New research indicates the comparable efficacy between SB15, an aflibercept biosimilar, and the reference product, was well-maintained for up to 1 year in patients with neovascular age-related macular degeneration (nAMD).1
The findings, presented at the American Society of Retina Specialists (ASRS) 41st Annual Meeting, showed the characteristics of adverse events in eyes treated with SB15 were comparable to and in line with the known safety profile of reference aflibercept.
“All of the efficacy and safety were well-maintained in the switching group without treatment-emergent issues, indicating that switching from aflibercept to SB15 is as effective and safety as continuing the reference aflibercept,” Min Sagong, MD, PhD, a professor at Yeungnam University College of Medicine, said in the presentation at ASRS 2023.
SB15 is a proposed biosimilar of reference aflibercept. The development of biosimilars follows the totality of evidence approach, which consists of analytical studies, animal studies, and clinical studies to demonstrate no clinically meaningful differences in safety, purity, and potency in ≥1 more appropriate condition of use for the reference product.
Increasing evidence suggests that switching from reference products to biosimilars is as safe and effective as continuing reference products in other therapeutic areas. However, there is insufficient information on switching to ophthalmic anti-VEGF biosimilars.
Investigators conducted a phase 3, randomized, double-masked, multicenter clinical trial at 56 sites across 10 countries. The trial aimed to demonstrate the comparable clinical efficacy, safety, immunogenicity, and pharmacokinetics (PK) of SB15 to aflibercept in patients with nAMD up to Week 56. Investigators additionally assessed the clinical effect of switching from aflibercept to SB15.
The primary study endpoint was the change in baseline best-corrected visual acuity (BCVA) at Week 8, considered the most sensitive time point to demonstrate biosimilarity. The equivalency in efficacy observed as the primary endpoint was met and comparable efficacy, safety, immunogenicity, and PK results up to 32 weeks were reported previously.2 In the current analysis, investigators reported the 1-year outcomes of the phase 3 comparative study.

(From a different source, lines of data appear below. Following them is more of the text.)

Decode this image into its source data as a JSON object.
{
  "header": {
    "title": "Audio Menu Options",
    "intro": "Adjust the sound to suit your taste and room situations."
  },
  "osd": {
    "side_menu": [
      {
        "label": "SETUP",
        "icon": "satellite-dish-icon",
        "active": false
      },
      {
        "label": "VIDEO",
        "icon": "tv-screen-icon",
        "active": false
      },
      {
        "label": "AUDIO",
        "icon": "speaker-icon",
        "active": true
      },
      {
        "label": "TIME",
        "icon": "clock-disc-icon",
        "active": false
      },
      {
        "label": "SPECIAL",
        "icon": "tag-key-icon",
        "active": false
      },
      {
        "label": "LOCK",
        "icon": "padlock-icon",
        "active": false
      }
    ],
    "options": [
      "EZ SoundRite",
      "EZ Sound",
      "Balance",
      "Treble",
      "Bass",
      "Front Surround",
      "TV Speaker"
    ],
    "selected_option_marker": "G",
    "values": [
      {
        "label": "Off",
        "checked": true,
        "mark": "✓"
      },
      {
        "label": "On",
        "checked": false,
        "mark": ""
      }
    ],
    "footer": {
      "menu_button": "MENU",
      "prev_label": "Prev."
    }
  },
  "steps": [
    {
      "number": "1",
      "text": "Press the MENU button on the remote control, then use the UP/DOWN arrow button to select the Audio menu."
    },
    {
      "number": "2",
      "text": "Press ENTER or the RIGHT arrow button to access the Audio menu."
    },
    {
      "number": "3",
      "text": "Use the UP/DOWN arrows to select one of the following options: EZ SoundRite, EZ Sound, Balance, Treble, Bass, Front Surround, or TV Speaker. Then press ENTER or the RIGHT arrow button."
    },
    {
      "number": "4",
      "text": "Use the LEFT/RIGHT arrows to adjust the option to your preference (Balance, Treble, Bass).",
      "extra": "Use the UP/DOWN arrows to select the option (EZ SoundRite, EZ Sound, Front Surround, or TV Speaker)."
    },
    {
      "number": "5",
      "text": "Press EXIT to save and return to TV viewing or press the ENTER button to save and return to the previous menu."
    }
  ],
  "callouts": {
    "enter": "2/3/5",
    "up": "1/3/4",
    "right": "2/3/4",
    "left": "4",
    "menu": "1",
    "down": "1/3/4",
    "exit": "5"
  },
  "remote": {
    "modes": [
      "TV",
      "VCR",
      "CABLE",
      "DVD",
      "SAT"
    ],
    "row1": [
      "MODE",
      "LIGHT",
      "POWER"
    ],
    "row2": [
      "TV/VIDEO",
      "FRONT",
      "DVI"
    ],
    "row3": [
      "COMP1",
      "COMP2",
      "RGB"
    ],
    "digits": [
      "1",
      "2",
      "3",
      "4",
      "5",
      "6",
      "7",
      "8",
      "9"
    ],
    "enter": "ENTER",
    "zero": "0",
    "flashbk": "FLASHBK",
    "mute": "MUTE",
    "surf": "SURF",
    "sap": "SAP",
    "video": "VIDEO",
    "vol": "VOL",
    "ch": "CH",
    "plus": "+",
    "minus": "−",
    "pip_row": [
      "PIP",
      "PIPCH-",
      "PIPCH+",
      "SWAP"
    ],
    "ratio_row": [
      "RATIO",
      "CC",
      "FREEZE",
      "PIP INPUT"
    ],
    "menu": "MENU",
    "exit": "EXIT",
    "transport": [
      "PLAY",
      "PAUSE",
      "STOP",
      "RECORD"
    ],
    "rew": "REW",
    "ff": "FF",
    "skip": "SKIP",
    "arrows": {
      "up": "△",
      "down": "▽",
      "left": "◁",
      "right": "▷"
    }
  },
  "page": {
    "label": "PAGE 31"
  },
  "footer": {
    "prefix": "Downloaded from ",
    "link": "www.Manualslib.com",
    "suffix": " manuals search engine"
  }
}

Patients were randomized 1:1 to either 2mg SB15 or aflibercept at Week 0. At Week 32, patients were re-randomized to either continuing SB15 or aflibercept or switching from aflibercept to SB15. It used a fixed-dosing regimen at once every 4 weeks for the first 3 injections, then once every 8 weeks up to Week 48.

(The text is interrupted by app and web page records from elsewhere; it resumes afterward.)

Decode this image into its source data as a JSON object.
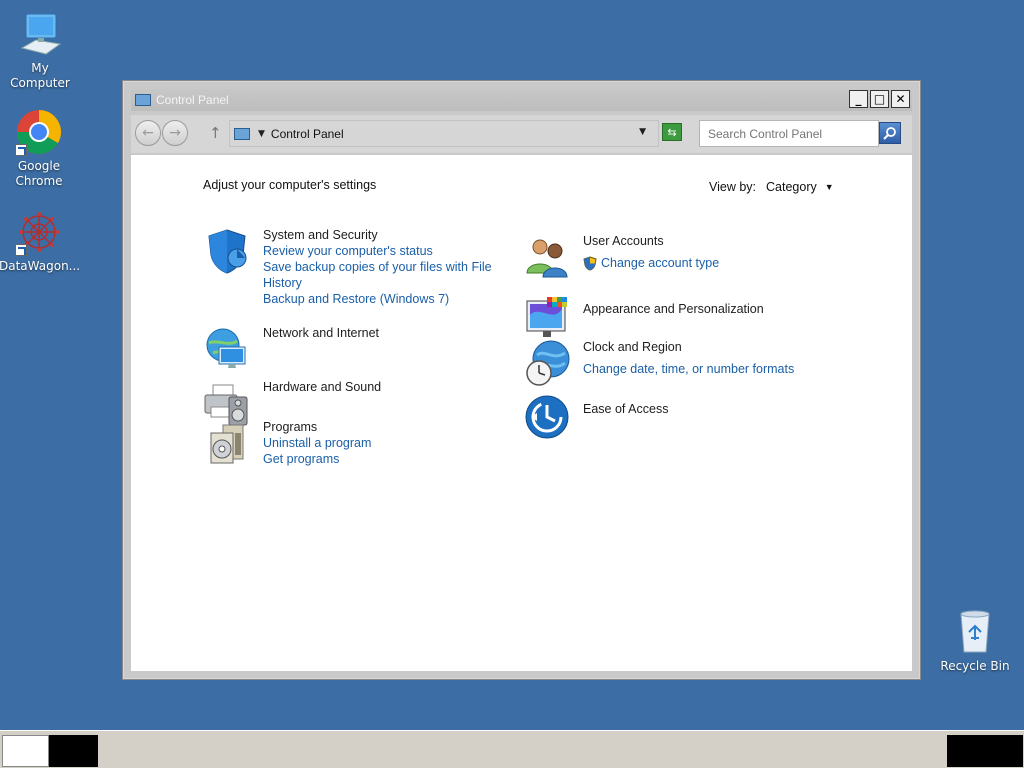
{
  "desktop": {
    "icons": [
      {
        "label": "My Computer"
      },
      {
        "label": "Google Chrome"
      },
      {
        "label": "DataWagon..."
      },
      {
        "label": "Recycle Bin"
      }
    ]
  },
  "window": {
    "title": "Control Panel",
    "buttons": {
      "minimize": "_",
      "maximize": "□",
      "close": "✕"
    },
    "address": {
      "crumb": "Control Panel"
    },
    "search": {
      "placeholder": "Search Control Panel"
    }
  },
  "content": {
    "heading": "Adjust your computer's settings",
    "view_by": {
      "label": "View by:",
      "value": "Category"
    },
    "categories": [
      {
        "name": "System and Security",
        "links": [
          "Review your computer's status",
          "Save backup copies of your files with File History",
          "Backup and Restore (Windows 7)"
        ]
      },
      {
        "name": "Network and Internet",
        "links": []
      },
      {
        "name": "Hardware and Sound",
        "links": []
      },
      {
        "name": "Programs",
        "links": [
          "Uninstall a program",
          "Get programs"
        ]
      },
      {
        "name": "User Accounts",
        "links": [
          "Change account type"
        ]
      },
      {
        "name": "Appearance and Personalization",
        "links": []
      },
      {
        "name": "Clock and Region",
        "links": [
          "Change date, time, or number formats"
        ]
      },
      {
        "name": "Ease of Access",
        "links": []
      }
    ]
  },
  "colors": {
    "desktop": "#3c6ea5",
    "link": "#1a5fa8",
    "taskbar": "#d4d0c8"
  }
}
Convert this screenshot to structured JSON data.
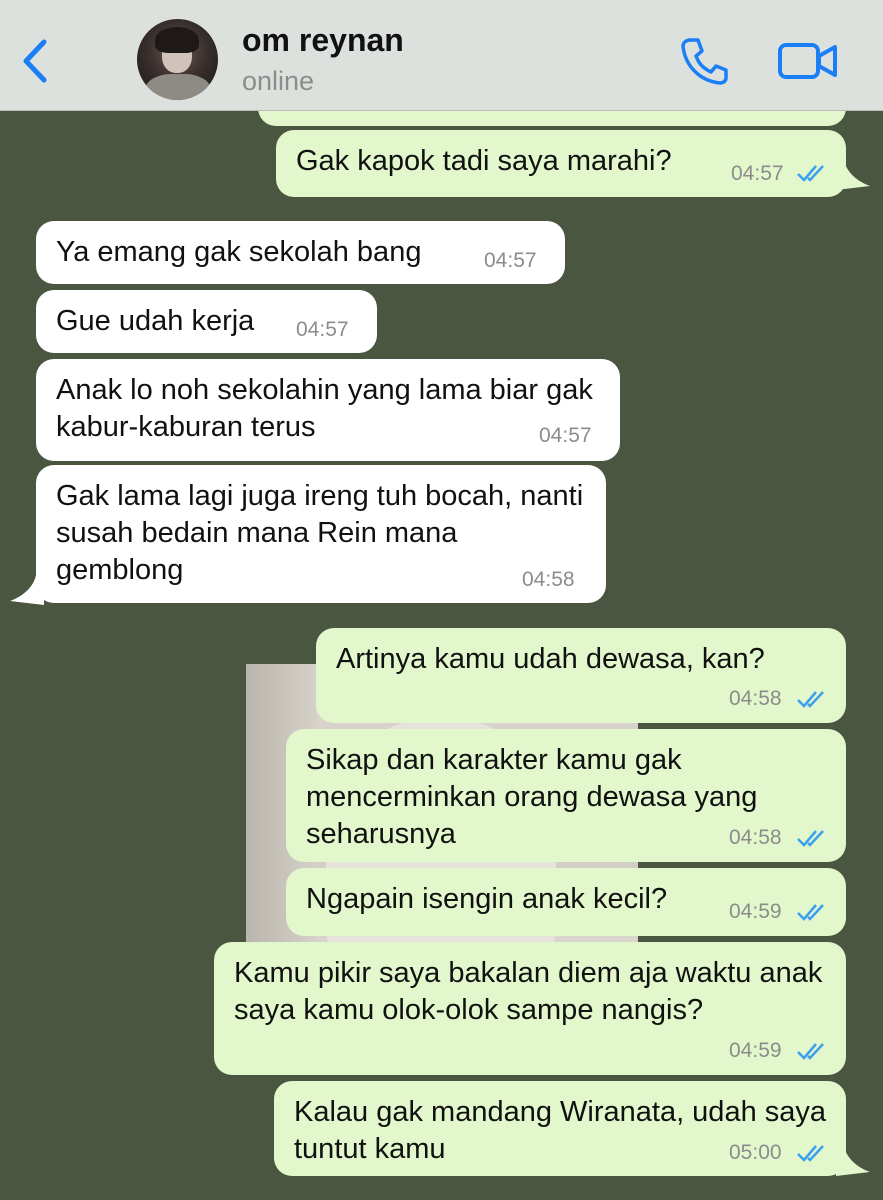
{
  "header": {
    "contact_name": "om reynan",
    "contact_status": "online",
    "back_icon": "chevron-left-icon",
    "call_icon": "phone-icon",
    "video_icon": "video-camera-icon"
  },
  "colors": {
    "accent": "#1a7ff5",
    "chat_background": "#4a5640",
    "incoming_bubble": "#ffffff",
    "outgoing_bubble": "#e2f7cb",
    "read_ticks": "#3aa0f0"
  },
  "messages": [
    {
      "direction": "out",
      "text": "Gak kapok tadi saya marahi?",
      "time": "04:57",
      "status": "read"
    },
    {
      "direction": "in",
      "text": "Ya emang gak sekolah bang",
      "time": "04:57"
    },
    {
      "direction": "in",
      "text": "Gue udah kerja",
      "time": "04:57"
    },
    {
      "direction": "in",
      "text": "Anak lo noh sekolahin yang lama biar gak kabur-kaburan terus",
      "time": "04:57"
    },
    {
      "direction": "in",
      "text": "Gak lama lagi juga ireng tuh bocah, nanti susah bedain mana Rein mana gemblong",
      "time": "04:58"
    },
    {
      "direction": "out",
      "text": "Artinya kamu udah dewasa, kan?",
      "time": "04:58",
      "status": "read"
    },
    {
      "direction": "out",
      "text": "Sikap dan karakter kamu gak mencerminkan orang dewasa yang seharusnya",
      "time": "04:58",
      "status": "read"
    },
    {
      "direction": "out",
      "text": "Ngapain isengin anak kecil?",
      "time": "04:59",
      "status": "read"
    },
    {
      "direction": "out",
      "text": "Kamu pikir saya bakalan diem aja waktu anak saya kamu olok-olok sampe nangis?",
      "time": "04:59",
      "status": "read"
    },
    {
      "direction": "out",
      "text": "Kalau gak mandang Wiranata, udah saya tuntut kamu",
      "time": "05:00",
      "status": "read"
    }
  ]
}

The key efficacy endpoints were the change in BCVA through Week 56, the change from baseline in CST through Week 56, and the proportion of patients with intra- or sub-retinal fluid at Week 56. Safety, immunogenicity, and PK endpoints were assessed until Week 56. Of 449 patients included in the study, 425 (94.7%) completed Week 56 of the study, and baseline demographics were considered generally well-balanced.
Upon analysis, investigators found the mean change from baseline in BCVA was comparable at each visit up to Week 56 across all treatment groups. Moreover, after week 32, in the switching group, the mean change from baseline in BCVA was well-maintained and comparable to those who continued aflibercept treatment (least-squares mean BCVA letter change, 7.3 for SB15 vs 6.4 for AFL; 7.9 for AFL/SB15 vs 7.5 for AFL/AFL).
Anatomical outcomes were comparable across all treatment groups up to Week 56. After Week 32, in the switching group, the analysis showed the least-squares mean change from baseline in CST was well-maintained and comparable to the continuing group.
The analysis showed safety profiles in SB15 were comparable to aflibercept before and after switching. There were no new or unexpected adverse events during the study and the safety findings of SB15 were consistent with the known safety profiles of reference aflibercept. No cases of intraocular inflammation or endophthalmitis were observed in the SB15 group.
Regarding immunogenicity, the Incidence of anti-drug antibodies was low and comparable between SB15 and aflibercept up to Week 56. There were additionally no treatment-induced or-boosted anti-drug antibodies in the switching group reported in the analysis.
“Immunogenicity and pharmacokinetics profiles of SB15 were also similar to those of reference aflibercept,” Sagong said.